LISTED ENTRIES »
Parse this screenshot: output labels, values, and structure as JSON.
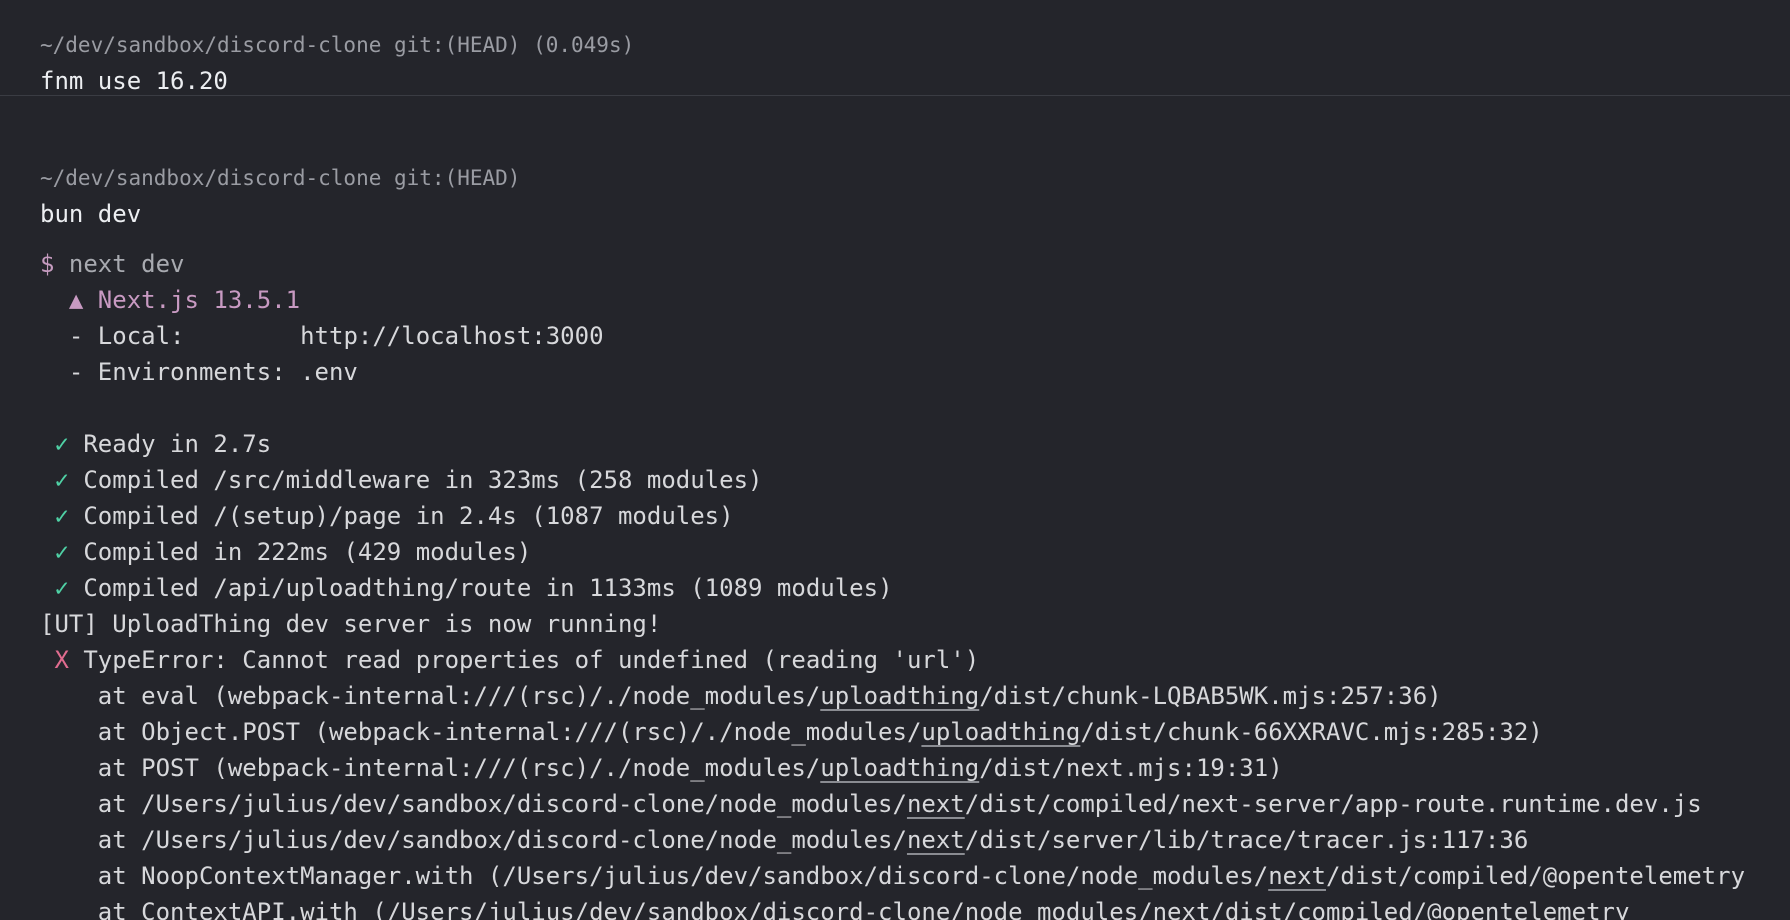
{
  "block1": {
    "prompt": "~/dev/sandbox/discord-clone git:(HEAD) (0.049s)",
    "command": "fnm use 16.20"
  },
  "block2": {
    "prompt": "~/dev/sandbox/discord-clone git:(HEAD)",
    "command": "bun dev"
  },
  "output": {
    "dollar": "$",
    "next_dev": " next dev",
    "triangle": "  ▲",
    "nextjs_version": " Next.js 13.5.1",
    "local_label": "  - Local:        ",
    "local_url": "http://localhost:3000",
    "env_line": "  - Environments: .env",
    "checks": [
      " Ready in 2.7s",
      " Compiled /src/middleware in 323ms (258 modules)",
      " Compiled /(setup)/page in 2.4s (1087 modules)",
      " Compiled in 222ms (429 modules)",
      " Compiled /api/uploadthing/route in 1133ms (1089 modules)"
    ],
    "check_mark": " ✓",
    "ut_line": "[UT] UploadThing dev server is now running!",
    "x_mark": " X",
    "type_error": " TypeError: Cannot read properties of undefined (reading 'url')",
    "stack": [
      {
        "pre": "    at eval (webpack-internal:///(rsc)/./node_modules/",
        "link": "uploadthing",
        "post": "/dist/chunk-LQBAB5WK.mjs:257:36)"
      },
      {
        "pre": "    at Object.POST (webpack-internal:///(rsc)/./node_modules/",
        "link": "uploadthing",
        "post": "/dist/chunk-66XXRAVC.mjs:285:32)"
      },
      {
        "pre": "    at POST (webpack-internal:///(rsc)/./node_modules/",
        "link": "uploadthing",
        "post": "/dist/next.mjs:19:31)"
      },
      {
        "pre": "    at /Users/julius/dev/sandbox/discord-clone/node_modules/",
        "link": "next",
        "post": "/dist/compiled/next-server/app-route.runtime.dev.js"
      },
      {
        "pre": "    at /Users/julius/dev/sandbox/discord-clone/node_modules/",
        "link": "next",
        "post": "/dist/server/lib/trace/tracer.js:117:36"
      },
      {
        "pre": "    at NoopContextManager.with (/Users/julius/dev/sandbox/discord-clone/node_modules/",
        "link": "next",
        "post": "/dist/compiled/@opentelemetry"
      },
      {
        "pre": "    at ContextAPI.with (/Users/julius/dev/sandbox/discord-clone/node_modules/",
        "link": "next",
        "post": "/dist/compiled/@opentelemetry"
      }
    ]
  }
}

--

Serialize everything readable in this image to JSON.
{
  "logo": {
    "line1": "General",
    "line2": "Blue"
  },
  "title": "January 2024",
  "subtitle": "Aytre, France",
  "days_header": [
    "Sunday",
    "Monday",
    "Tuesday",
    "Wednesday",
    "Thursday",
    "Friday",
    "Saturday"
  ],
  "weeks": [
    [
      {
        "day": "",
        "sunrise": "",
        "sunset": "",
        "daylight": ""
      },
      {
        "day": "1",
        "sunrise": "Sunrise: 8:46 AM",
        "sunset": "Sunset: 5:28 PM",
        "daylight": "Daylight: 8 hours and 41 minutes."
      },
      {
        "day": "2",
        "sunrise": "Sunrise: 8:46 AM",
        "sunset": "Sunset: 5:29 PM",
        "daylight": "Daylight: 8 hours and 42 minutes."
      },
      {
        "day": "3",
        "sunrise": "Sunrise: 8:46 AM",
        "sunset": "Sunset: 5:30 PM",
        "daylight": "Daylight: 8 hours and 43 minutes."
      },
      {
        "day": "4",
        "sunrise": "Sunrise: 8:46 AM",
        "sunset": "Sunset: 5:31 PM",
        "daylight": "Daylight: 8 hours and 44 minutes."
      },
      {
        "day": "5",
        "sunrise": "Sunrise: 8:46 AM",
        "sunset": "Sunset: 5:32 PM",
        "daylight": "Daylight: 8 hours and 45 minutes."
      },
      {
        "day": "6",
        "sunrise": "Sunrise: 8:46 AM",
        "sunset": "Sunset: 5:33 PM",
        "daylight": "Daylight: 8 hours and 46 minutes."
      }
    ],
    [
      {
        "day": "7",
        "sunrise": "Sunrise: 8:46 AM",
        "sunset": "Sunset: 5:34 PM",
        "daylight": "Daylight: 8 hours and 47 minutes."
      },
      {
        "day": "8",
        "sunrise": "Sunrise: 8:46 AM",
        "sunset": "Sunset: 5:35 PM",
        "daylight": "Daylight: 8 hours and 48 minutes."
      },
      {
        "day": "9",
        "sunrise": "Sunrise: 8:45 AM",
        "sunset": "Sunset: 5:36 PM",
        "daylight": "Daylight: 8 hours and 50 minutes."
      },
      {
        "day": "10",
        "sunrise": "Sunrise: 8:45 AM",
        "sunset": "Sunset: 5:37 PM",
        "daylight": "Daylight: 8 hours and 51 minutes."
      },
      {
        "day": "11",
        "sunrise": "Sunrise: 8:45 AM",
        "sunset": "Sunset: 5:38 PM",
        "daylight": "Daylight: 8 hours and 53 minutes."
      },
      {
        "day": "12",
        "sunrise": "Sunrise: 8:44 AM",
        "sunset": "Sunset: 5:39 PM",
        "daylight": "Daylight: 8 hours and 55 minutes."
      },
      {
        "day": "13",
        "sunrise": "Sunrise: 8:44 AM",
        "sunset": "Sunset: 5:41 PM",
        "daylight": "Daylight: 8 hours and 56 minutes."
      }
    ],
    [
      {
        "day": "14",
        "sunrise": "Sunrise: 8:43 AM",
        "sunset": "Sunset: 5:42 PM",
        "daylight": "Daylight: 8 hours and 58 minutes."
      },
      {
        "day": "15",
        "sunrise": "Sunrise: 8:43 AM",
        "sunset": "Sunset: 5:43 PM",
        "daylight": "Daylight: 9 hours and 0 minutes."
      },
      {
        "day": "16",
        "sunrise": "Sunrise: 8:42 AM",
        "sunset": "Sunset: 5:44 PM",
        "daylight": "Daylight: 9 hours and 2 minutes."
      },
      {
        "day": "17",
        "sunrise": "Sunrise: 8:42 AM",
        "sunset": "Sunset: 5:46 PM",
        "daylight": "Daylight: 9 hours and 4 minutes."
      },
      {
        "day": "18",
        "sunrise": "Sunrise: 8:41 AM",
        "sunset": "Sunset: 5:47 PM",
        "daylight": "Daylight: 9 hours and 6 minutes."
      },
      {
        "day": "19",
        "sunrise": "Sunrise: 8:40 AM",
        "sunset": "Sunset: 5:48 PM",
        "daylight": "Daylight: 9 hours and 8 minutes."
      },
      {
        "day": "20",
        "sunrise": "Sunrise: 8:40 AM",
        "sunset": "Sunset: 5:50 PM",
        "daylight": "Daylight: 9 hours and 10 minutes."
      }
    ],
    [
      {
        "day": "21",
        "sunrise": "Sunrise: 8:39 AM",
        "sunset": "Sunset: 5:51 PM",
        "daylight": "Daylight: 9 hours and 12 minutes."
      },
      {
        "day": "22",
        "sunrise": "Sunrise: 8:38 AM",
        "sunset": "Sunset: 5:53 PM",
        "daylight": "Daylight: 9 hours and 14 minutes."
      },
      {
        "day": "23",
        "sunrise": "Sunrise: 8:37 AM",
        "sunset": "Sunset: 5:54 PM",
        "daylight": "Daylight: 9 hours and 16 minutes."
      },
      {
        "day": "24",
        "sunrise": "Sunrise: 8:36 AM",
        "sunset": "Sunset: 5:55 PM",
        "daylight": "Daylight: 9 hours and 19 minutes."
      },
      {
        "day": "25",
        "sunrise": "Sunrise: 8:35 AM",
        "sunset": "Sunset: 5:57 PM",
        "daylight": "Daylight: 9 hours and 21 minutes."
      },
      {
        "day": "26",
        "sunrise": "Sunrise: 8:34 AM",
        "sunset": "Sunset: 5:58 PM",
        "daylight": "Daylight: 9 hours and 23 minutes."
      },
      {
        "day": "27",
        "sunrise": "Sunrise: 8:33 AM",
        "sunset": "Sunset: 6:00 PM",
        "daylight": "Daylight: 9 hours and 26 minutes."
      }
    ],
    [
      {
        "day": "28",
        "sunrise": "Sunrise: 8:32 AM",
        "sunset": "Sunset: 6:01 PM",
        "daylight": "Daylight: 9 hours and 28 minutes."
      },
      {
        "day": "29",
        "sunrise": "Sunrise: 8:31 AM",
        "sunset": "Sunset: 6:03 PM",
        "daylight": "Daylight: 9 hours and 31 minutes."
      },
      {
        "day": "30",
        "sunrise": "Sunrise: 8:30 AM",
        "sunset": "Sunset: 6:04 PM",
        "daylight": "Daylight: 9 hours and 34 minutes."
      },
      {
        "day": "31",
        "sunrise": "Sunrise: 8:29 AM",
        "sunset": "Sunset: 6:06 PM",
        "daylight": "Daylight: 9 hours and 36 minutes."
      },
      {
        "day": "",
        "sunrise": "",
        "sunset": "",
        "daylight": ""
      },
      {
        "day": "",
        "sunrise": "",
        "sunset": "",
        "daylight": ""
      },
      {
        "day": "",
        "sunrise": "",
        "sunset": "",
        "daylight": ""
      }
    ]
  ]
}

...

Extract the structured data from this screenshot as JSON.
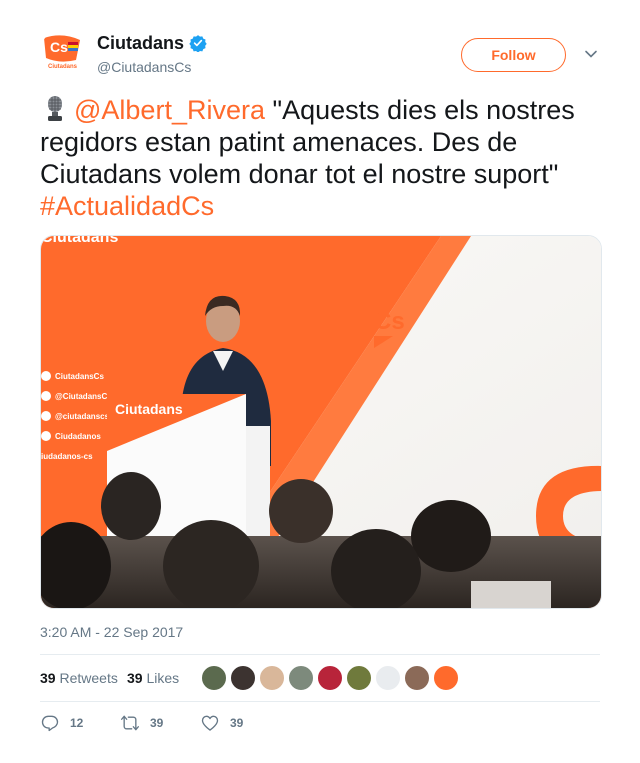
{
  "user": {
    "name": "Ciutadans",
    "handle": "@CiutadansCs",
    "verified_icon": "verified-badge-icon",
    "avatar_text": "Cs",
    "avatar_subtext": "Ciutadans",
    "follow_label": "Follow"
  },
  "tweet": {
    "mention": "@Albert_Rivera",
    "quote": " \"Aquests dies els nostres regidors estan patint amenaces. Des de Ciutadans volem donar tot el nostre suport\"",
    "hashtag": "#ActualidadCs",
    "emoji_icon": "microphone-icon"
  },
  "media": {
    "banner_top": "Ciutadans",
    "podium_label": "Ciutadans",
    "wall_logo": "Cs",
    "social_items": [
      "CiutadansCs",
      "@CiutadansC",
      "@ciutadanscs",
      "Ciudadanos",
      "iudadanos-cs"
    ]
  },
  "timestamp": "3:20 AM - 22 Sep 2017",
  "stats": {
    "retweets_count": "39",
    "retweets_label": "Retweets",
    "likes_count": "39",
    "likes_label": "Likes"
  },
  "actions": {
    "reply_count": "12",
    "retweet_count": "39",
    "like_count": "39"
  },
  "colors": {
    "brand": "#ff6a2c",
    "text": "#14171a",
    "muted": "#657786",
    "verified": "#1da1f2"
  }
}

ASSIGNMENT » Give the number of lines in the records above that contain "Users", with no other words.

TASK SOLUTION » 4